The Australia prime minister Julia Gillard has vowed to keep the country stable after a voter backlash produced a rare hung parliament, raising fears of political paralysis and economic pain. Ms Gillard, whose Labor Party slumped in elections just two months after she deposed an elected leader, said she planned to form a minority government to resolve what analysts called Australia's biggest political crisis in decades. "We have robust democratic institutions and processes, and as prime minister I will continue to provide stable and effective government... while the final votes are counted in this election," she said.
The Welsh-born Gillard, Australia's first woman prime minister, was savaged in Saturday's polls which looked certain to bring the first hung parliament in 70 years as vote-counting went down to the wire for some marginal seats. Her campaign was overshadowed by voter anger over Labor's June mutiny against Kevin Rudd, who won 2007 elections by a landslide and enjoyed enduring support until his approval ratings finally dropped this year.
Labor and the opposition Liberal / National alliance were set for a dead heat of 73 seats each, falling short of the 76 needed for a majority, according to the public broadcaster ABC. Neither side conceded defeat, with Ms Gillard announcing her intention to form a government as she began talks with a handful of newly influential minority members of parliament. The independent MPs and one Greens lawmaker who now hold the balance of power were coy about their intentions, and one of them said the horse-trading could take days or weeks to play out.

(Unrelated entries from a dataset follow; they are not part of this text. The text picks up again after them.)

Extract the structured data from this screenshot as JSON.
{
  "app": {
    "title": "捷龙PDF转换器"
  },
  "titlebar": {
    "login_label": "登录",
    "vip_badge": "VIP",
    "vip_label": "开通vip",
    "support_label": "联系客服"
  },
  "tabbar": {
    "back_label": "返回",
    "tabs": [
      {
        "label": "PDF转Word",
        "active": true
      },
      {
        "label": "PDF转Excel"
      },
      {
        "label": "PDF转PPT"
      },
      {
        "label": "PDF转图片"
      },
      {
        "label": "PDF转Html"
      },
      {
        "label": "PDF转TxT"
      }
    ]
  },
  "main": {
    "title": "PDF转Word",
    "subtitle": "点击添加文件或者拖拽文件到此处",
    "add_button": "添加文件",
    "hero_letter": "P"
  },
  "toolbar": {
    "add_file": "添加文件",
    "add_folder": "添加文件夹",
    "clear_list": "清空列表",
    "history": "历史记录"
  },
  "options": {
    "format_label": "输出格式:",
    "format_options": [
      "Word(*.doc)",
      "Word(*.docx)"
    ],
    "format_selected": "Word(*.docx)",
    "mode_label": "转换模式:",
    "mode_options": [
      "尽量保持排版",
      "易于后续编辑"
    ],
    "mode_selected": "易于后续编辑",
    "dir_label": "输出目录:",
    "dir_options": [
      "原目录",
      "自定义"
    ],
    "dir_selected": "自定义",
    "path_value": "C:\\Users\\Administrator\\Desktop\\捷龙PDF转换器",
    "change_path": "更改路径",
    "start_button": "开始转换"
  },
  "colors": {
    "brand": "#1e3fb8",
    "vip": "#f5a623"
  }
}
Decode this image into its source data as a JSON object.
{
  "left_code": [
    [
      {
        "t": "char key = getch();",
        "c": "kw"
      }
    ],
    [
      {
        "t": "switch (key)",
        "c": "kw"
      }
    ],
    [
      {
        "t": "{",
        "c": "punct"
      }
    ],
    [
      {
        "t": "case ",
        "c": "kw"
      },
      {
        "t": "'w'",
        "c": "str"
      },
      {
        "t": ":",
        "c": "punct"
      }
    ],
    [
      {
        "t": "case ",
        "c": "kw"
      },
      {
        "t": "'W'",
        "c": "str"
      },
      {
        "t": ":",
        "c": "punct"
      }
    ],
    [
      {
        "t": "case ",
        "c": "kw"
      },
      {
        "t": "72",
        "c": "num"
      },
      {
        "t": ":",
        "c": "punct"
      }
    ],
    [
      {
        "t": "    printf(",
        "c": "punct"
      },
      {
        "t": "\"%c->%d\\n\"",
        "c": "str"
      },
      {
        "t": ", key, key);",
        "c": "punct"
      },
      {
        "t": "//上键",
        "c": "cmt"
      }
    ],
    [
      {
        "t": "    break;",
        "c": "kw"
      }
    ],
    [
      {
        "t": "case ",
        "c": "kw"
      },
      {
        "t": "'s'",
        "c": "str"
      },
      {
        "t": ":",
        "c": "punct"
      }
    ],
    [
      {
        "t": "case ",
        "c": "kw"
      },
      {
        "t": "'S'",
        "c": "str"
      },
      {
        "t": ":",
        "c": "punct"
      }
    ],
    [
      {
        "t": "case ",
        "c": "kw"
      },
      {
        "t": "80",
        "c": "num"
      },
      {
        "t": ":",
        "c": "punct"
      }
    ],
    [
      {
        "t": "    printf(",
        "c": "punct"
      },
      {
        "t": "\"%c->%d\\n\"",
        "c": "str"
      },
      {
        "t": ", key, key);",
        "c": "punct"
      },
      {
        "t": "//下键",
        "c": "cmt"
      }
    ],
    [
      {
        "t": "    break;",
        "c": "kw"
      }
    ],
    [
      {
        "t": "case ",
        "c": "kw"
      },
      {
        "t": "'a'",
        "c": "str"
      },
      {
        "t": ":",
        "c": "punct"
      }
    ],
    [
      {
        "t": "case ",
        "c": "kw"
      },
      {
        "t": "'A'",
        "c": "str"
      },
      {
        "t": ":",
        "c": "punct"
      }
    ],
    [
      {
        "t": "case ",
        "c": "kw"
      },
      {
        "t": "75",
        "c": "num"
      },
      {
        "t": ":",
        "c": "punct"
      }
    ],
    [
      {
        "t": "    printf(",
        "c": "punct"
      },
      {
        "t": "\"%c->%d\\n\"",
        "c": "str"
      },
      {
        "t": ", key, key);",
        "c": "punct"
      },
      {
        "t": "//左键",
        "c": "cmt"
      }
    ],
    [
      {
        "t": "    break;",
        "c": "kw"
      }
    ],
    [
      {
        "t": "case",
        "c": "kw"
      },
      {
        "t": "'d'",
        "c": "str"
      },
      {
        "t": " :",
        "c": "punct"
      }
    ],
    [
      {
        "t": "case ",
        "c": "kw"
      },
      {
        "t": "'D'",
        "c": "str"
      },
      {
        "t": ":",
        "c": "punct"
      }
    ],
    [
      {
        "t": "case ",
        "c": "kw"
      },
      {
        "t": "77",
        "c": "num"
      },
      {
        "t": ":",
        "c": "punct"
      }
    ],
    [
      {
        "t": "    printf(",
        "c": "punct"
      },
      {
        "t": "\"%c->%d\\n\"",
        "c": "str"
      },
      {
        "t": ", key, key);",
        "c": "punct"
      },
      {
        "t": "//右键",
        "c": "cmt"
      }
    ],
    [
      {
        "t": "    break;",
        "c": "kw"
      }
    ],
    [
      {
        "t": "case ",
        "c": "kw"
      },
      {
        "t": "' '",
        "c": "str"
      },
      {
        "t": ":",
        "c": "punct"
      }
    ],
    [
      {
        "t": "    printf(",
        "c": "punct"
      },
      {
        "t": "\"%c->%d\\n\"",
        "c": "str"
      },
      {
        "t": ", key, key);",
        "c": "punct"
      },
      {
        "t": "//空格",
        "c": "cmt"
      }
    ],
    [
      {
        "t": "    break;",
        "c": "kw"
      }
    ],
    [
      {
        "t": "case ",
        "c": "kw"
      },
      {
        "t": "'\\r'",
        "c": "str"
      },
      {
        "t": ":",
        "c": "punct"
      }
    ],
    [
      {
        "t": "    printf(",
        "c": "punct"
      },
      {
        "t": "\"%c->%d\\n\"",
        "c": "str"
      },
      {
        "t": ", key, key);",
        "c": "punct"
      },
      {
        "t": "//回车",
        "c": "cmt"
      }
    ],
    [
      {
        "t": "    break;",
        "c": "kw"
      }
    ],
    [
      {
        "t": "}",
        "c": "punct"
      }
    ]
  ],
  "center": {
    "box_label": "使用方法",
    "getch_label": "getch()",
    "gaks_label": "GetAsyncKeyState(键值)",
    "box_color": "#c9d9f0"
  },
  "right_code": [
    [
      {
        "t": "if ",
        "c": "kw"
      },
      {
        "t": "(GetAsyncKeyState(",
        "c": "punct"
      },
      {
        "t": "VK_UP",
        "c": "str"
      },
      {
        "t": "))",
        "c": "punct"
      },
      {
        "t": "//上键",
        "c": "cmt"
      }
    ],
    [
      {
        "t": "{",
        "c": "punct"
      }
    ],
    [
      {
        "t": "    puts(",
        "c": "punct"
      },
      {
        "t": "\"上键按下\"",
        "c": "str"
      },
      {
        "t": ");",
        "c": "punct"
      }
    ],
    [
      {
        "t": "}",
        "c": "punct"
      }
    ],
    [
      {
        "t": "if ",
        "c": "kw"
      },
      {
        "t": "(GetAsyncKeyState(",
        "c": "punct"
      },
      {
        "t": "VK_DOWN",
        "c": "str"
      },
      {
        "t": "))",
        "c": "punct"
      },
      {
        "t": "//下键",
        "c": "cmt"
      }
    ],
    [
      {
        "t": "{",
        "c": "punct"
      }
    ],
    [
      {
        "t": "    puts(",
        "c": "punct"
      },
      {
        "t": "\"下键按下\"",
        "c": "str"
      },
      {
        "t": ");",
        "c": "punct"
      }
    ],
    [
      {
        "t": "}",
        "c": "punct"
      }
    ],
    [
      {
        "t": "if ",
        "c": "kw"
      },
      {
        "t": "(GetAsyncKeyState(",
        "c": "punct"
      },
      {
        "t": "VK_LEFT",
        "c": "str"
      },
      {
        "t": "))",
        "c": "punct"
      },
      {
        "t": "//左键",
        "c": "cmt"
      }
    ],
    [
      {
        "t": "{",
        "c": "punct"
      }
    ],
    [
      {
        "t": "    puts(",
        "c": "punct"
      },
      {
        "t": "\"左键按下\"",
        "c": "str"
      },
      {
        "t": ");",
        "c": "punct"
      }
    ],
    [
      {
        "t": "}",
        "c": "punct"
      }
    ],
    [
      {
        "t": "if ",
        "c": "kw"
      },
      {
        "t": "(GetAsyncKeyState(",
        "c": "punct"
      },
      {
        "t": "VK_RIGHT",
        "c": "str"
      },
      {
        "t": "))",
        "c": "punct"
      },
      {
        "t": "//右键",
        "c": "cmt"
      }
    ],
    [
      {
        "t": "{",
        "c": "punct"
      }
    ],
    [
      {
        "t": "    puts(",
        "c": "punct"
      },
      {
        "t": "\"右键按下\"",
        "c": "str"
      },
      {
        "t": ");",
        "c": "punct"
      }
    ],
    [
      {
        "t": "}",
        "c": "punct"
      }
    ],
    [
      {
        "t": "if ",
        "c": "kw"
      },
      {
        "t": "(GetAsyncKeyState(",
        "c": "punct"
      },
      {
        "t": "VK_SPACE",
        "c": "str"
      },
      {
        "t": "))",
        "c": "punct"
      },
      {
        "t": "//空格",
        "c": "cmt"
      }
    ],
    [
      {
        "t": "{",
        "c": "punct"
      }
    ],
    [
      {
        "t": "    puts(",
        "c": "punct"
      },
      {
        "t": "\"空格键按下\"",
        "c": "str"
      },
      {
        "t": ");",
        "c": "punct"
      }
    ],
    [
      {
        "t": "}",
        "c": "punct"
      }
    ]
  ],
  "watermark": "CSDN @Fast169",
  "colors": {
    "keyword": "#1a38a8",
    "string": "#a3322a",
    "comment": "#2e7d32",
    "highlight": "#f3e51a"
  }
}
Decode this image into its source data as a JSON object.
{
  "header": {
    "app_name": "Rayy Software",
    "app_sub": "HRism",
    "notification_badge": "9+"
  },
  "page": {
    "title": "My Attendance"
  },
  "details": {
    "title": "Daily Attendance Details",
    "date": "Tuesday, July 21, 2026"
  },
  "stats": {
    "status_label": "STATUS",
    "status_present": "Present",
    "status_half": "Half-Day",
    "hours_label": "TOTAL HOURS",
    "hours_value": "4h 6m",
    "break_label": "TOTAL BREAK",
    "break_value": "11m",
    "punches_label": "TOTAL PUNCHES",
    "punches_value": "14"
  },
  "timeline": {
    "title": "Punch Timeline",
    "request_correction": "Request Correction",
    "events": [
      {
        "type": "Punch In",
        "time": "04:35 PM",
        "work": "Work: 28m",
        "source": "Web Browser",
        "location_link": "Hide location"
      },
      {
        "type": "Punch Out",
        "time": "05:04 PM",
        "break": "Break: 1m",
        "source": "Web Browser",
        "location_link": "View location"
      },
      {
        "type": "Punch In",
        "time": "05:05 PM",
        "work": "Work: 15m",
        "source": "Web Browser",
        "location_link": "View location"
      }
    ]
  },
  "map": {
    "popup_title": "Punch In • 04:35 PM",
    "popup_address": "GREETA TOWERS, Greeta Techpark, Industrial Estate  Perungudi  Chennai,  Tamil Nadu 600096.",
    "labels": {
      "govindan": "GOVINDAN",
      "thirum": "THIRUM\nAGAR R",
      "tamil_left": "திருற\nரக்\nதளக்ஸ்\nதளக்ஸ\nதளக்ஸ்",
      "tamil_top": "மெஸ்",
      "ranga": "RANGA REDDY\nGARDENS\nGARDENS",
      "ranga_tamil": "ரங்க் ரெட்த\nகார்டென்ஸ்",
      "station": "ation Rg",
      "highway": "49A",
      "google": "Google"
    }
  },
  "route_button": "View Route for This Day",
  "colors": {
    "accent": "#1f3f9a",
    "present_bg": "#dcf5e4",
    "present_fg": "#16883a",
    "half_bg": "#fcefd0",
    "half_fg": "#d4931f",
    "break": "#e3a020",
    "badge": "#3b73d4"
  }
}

Three of the would-be kingmakers were scheduled to discuss their plans during phone calls late Sunday as they weighed up whether to meet tomorrow in Canberra. "We've got to let the dust settle, see where the numbers fall and then the independents and others on the crossbench will come to some arrangement as to who governs," independent Tony Windsor told Australian television's Seven Network. "Someone will end up with 76 - I've got no doubt about that," he said.
Conservative opposition leader Tony Abbott, a staunch Catholic who questions man's role in climate change, said the outcome showed Australians wanted new leadership. "There was a savage swing against this government. It is historically unprecedented for a first-term government to receive the kind of rebuff that the Rudd-Gillard government received yesterday," Abbott said. "I think the public expects a change of government as a result."
Economists warned the extraordinary outcome would hit financial markets with both the Australian dollar and share prices expected to slide, threatening a mining-powered economy that has become the envy of the developed world. "Coming at a time of renewed concerns regarding the global economic outlook, the Australian election outcome will likely add to local investor nervousness in the short term," said AMP Capital Investors chief economist Shane Oliver.
University of Western Sydney analyst David Burchell said a hung parliament was the "nightmare scenario we all feared" and was unlikely to last longer than 18 months before deadlock brought it to collapse. "Neither will be able to pass, I would have thought, a significant body of legislation other than budget bills," said Mr Burchell. The election campaign had promised a fascinating clash between Ms Gillard, a feisty, unwed atheist, and Mr Abbott, a married father-of-three who once trained as a priest and is nicknamed the "Mad Monk" for his colourful demeanour.
The vote delivered the country its first Aboriginal and Muslim politicians in the lower house, and its youngest, with university student Wyatt Roy, 20, elected just hours after voting for the first time. But voters were largely uninspired by a lacklustre campaign of small-scale promises, and responded by filing more than 600,000 spoiled ballots in a country where voting is mandatory. Ms Gillard was hamstrung by the extraordinary dumping of Rudd and a series of damaging, cabinet-level leaks, which added further chaos to a stumbling election campaign.
Mr Abbott meanwhile remained tightly on-message, repeatedly promising to stop asylum-seeker boats, end government waste and cut taxes, while hammering Labor's lack of unity. The heavy swing of around 5.0 percent against Labor comes despite its successful stewardship of the Australian economy, which was dubbed the "wonder from Down Under" for escaping the global financial crisis without a recession. Analysts say it could take up to two weeks for the final results in some close constituency battles to be known as postal votes are counted.